Tauranga Hotel's gone, and a great big slab of new building is going up, but we can still learn about what used to be there.

Don't miss internationally-known archaeologist Brigid Gallagher talking about what she found on the 'Grumpy Mole' - a.k.a. Tauranga Hotel - site. Come to the Society's monthly meeting in the hall, 233 Cameron Road, at 2 pm on Sunday 6 April. New members and guests especially welcome.

Brigid Gallagher is a local archaeologist who is a specialist in heritage and artefact conservation.  After leaving NZ and the Auckland Museum in 1998 she worked in archaeology across the British Isles and parts of Europe.  Following a number of years in the field assessing, evaluating and excavating 5,000 years of history she went back to University in Cardiff to specialise in Conservation for archaeology and museums.  This culminated in roles at the Catal hoyuk research project in Turkey and a position with the 'Time Team'.

Before heading back to NZ in 2008 she was conservation manager for a large archaeological consultancy and responsible for artefact care and conservation from excavations across the Republic of Ireland.

Since the return to NZ, she and her partner Raysan have set up a heritage and production company, MishMish, with have projects that cover archaeological assessment and excavation, analysis and conservation of archaeological and historic sites and artefacts, and interpretation and visualisation projects, the latest of which can be seen at

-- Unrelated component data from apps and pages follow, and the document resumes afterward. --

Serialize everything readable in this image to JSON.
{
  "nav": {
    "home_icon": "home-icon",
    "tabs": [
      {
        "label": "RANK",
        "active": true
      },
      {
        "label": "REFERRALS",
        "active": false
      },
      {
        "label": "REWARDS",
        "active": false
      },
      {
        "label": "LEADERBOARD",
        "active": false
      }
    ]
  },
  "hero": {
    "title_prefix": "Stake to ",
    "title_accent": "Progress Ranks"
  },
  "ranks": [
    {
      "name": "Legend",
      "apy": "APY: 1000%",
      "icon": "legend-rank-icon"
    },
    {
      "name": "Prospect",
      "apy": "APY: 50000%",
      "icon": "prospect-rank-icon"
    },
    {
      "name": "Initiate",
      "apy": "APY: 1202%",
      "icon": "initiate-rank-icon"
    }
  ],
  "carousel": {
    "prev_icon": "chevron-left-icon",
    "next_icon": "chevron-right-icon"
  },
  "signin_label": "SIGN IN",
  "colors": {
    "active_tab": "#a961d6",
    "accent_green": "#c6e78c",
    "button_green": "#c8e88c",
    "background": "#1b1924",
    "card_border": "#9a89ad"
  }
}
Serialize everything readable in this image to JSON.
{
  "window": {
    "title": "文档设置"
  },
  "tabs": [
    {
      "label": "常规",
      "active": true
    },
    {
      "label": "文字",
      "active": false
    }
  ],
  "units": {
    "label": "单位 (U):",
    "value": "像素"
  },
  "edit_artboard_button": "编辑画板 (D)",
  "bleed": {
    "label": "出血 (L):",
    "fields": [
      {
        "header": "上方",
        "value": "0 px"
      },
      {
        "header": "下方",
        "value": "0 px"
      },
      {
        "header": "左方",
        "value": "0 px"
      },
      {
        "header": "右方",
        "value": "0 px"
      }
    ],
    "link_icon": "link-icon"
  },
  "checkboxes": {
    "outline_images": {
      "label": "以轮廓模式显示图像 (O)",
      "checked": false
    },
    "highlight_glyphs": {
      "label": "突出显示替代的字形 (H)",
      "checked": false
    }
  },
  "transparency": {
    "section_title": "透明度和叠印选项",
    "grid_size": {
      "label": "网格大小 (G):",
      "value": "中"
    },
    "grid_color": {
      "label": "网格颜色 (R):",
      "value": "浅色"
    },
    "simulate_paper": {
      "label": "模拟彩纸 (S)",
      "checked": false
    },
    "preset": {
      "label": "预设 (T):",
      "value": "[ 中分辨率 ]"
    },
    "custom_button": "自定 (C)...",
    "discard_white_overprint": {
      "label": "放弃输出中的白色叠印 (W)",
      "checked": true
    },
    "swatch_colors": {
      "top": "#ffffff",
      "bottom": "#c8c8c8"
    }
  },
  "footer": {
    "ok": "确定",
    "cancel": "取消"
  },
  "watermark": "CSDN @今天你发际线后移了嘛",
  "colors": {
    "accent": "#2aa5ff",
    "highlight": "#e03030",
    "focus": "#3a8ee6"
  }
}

Since excavating the Tauranga Hotel site she has been excavating at Bethlehem and Katikati.